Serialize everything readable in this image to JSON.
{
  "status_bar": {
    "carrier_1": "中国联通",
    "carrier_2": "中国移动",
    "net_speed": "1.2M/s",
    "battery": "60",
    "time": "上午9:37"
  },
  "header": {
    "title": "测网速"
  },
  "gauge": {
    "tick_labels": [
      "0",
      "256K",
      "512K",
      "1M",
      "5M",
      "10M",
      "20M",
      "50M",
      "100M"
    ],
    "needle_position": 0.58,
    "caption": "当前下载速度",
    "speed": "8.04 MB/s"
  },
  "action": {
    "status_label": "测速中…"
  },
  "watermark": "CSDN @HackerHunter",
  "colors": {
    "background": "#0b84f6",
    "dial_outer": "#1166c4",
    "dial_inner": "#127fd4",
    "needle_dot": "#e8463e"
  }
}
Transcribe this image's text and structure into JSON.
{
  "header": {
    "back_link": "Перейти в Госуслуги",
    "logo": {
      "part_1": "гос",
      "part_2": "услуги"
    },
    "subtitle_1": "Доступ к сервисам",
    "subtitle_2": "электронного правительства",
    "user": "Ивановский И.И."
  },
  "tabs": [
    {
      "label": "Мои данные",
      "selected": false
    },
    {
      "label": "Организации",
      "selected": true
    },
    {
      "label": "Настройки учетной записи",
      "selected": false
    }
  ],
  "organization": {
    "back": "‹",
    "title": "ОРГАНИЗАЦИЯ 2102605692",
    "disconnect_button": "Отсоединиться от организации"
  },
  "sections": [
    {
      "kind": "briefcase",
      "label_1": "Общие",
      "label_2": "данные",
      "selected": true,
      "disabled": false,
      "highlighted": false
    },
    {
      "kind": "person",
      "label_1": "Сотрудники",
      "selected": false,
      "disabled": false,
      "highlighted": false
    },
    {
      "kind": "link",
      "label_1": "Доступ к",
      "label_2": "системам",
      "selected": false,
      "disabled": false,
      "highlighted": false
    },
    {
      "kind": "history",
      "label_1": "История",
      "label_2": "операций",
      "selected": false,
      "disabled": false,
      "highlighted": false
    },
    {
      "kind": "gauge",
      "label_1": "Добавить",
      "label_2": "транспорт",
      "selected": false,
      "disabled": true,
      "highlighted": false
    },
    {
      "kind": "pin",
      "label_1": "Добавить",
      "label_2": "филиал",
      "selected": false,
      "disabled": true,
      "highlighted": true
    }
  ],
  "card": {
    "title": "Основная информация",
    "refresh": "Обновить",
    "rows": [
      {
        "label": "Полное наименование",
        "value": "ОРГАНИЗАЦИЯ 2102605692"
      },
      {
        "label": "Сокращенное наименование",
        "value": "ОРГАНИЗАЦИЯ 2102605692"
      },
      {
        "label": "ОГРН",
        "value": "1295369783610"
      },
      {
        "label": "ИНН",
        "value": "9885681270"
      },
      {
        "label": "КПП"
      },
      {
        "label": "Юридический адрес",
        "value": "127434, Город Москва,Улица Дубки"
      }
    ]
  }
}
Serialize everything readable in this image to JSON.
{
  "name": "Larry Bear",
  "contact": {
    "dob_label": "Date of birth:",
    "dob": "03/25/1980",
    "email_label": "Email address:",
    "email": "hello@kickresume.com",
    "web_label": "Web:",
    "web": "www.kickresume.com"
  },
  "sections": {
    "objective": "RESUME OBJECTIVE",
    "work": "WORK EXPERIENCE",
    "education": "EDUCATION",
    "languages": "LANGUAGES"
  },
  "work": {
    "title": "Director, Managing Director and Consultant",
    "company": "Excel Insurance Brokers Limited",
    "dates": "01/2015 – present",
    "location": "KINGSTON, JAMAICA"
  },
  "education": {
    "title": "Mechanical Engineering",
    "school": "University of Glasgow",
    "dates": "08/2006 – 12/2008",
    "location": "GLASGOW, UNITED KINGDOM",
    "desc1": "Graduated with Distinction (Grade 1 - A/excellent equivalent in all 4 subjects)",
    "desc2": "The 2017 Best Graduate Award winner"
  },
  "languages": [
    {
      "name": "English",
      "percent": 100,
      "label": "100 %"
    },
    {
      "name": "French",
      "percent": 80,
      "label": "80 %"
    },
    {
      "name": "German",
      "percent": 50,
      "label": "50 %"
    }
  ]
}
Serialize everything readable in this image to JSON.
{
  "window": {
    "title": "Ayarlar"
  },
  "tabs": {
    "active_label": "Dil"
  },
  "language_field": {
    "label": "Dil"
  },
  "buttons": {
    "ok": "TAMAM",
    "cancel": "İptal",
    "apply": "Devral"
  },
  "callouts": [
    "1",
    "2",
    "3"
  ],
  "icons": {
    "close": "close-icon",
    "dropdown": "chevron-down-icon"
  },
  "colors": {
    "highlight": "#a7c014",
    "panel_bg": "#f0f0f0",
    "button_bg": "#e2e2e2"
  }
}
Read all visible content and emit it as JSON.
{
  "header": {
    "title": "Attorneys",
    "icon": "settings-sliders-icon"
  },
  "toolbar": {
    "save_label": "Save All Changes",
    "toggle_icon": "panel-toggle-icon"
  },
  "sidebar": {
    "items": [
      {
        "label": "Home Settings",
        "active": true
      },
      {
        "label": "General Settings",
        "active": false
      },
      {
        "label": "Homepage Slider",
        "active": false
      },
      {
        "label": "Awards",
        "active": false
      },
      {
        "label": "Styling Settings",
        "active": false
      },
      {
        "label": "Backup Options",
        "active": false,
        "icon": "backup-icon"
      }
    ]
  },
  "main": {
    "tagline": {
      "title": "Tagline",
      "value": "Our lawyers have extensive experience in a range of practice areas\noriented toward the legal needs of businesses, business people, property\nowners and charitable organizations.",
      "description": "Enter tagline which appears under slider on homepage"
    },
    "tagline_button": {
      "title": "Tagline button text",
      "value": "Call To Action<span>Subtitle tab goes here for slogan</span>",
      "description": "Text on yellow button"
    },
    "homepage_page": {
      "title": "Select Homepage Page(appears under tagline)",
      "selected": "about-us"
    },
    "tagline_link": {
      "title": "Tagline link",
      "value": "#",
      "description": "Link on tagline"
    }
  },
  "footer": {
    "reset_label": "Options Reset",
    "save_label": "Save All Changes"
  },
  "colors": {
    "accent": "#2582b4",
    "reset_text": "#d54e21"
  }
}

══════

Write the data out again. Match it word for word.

§ **OUTPUT BELOW**:
Serialize everything readable in this image to JSON.
{
  "status_bar": {
    "carrier_1": "中国联通",
    "carrier_2": "中国移动",
    "net_speed": "1.2M/s",
    "battery": "60",
    "time": "上午9:37"
  },
  "header": {
    "title": "测网速"
  },
  "gauge": {
    "tick_labels": [
      "0",
      "256K",
      "512K",
      "1M",
      "5M",
      "10M",
      "20M",
      "50M",
      "100M"
    ],
    "needle_position": 0.58,
    "caption": "当前下载速度",
    "speed": "8.04 MB/s"
  },
  "action": {
    "status_label": "测速中…"
  },
  "watermark": "CSDN @HackerHunter",
  "colors": {
    "background": "#0b84f6",
    "dial_outer": "#1166c4",
    "dial_inner": "#127fd4",
    "needle_dot": "#e8463e"
  }
}
Transcribe this image's text and structure into JSON.
{
  "header": {
    "back_link": "Перейти в Госуслуги",
    "logo": {
      "part_1": "гос",
      "part_2": "услуги"
    },
    "subtitle_1": "Доступ к сервисам",
    "subtitle_2": "электронного правительства",
    "user": "Ивановский И.И."
  },
  "tabs": [
    {
      "label": "Мои данные",
      "selected": false
    },
    {
      "label": "Организации",
      "selected": true
    },
    {
      "label": "Настройки учетной записи",
      "selected": false
    }
  ],
  "organization": {
    "back": "‹",
    "title": "ОРГАНИЗАЦИЯ 2102605692",
    "disconnect_button": "Отсоединиться от организации"
  },
  "sections": [
    {
      "kind": "briefcase",
      "label_1": "Общие",
      "label_2": "данные",
      "selected": true,
      "disabled": false,
      "highlighted": false
    },
    {
      "kind": "person",
      "label_1": "Сотрудники",
      "selected": false,
      "disabled": false,
      "highlighted": false
    },
    {
      "kind": "link",
      "label_1": "Доступ к",
      "label_2": "системам",
      "selected": false,
      "disabled": false,
      "highlighted": false
    },
    {
      "kind": "history",
      "label_1": "История",
      "label_2": "операций",
      "selected": false,
      "disabled": false,
      "highlighted": false
    },
    {
      "kind": "gauge",
      "label_1": "Добавить",
      "label_2": "транспорт",
      "selected": false,
      "disabled": true,
      "highlighted": false
    },
    {
      "kind": "pin",
      "label_1": "Добавить",
      "label_2": "филиал",
      "selected": false,
      "disabled": true,
      "highlighted": true
    }
  ],
  "card": {
    "title": "Основная информация",
    "refresh": "Обновить",
    "rows": [
      {
        "label": "Полное наименование",
        "value": "ОРГАНИЗАЦИЯ 2102605692"
      },
      {
        "label": "Сокращенное наименование",
        "value": "ОРГАНИЗАЦИЯ 2102605692"
      },
      {
        "label": "ОГРН",
        "value": "1295369783610"
      },
      {
        "label": "ИНН",
        "value": "9885681270"
      },
      {
        "label": "КПП"
      },
      {
        "label": "Юридический адрес",
        "value": "127434, Город Москва,Улица Дубки"
      }
    ]
  }
}
Serialize everything readable in this image to JSON.
{
  "name": "Larry Bear",
  "contact": {
    "dob_label": "Date of birth:",
    "dob": "03/25/1980",
    "email_label": "Email address:",
    "email": "hello@kickresume.com",
    "web_label": "Web:",
    "web": "www.kickresume.com"
  },
  "sections": {
    "objective": "RESUME OBJECTIVE",
    "work": "WORK EXPERIENCE",
    "education": "EDUCATION",
    "languages": "LANGUAGES"
  },
  "work": {
    "title": "Director, Managing Director and Consultant",
    "company": "Excel Insurance Brokers Limited",
    "dates": "01/2015 – present",
    "location": "KINGSTON, JAMAICA"
  },
  "education": {
    "title": "Mechanical Engineering",
    "school": "University of Glasgow",
    "dates": "08/2006 – 12/2008",
    "location": "GLASGOW, UNITED KINGDOM",
    "desc1": "Graduated with Distinction (Grade 1 - A/excellent equivalent in all 4 subjects)",
    "desc2": "The 2017 Best Graduate Award winner"
  },
  "languages": [
    {
      "name": "English",
      "percent": 100,
      "label": "100 %"
    },
    {
      "name": "French",
      "percent": 80,
      "label": "80 %"
    },
    {
      "name": "German",
      "percent": 50,
      "label": "50 %"
    }
  ]
}
Serialize everything readable in this image to JSON.
{
  "window": {
    "title": "Ayarlar"
  },
  "tabs": {
    "active_label": "Dil"
  },
  "language_field": {
    "label": "Dil"
  },
  "buttons": {
    "ok": "TAMAM",
    "cancel": "İptal",
    "apply": "Devral"
  },
  "callouts": [
    "1",
    "2",
    "3"
  ],
  "icons": {
    "close": "close-icon",
    "dropdown": "chevron-down-icon"
  },
  "colors": {
    "highlight": "#a7c014",
    "panel_bg": "#f0f0f0",
    "button_bg": "#e2e2e2"
  }
}
Read all visible content and emit it as JSON.
{
  "header": {
    "title": "Attorneys",
    "icon": "settings-sliders-icon"
  },
  "toolbar": {
    "save_label": "Save All Changes",
    "toggle_icon": "panel-toggle-icon"
  },
  "sidebar": {
    "items": [
      {
        "label": "Home Settings",
        "active": true
      },
      {
        "label": "General Settings",
        "active": false
      },
      {
        "label": "Homepage Slider",
        "active": false
      },
      {
        "label": "Awards",
        "active": false
      },
      {
        "label": "Styling Settings",
        "active": false
      },
      {
        "label": "Backup Options",
        "active": false,
        "icon": "backup-icon"
      }
    ]
  },
  "main": {
    "tagline": {
      "title": "Tagline",
      "value": "Our lawyers have extensive experience in a range of practice areas\noriented toward the legal needs of businesses, business people, property\nowners and charitable organizations.",
      "description": "Enter tagline which appears under slider on homepage"
    },
    "tagline_button": {
      "title": "Tagline button text",
      "value": "Call To Action<span>Subtitle tab goes here for slogan</span>",
      "description": "Text on yellow button"
    },
    "homepage_page": {
      "title": "Select Homepage Page(appears under tagline)",
      "selected": "about-us"
    },
    "tagline_link": {
      "title": "Tagline link",
      "value": "#",
      "description": "Link on tagline"
    }
  },
  "footer": {
    "reset_label": "Options Reset",
    "save_label": "Save All Changes"
  },
  "colors": {
    "accent": "#2582b4",
    "reset_text": "#d54e21"
  }
}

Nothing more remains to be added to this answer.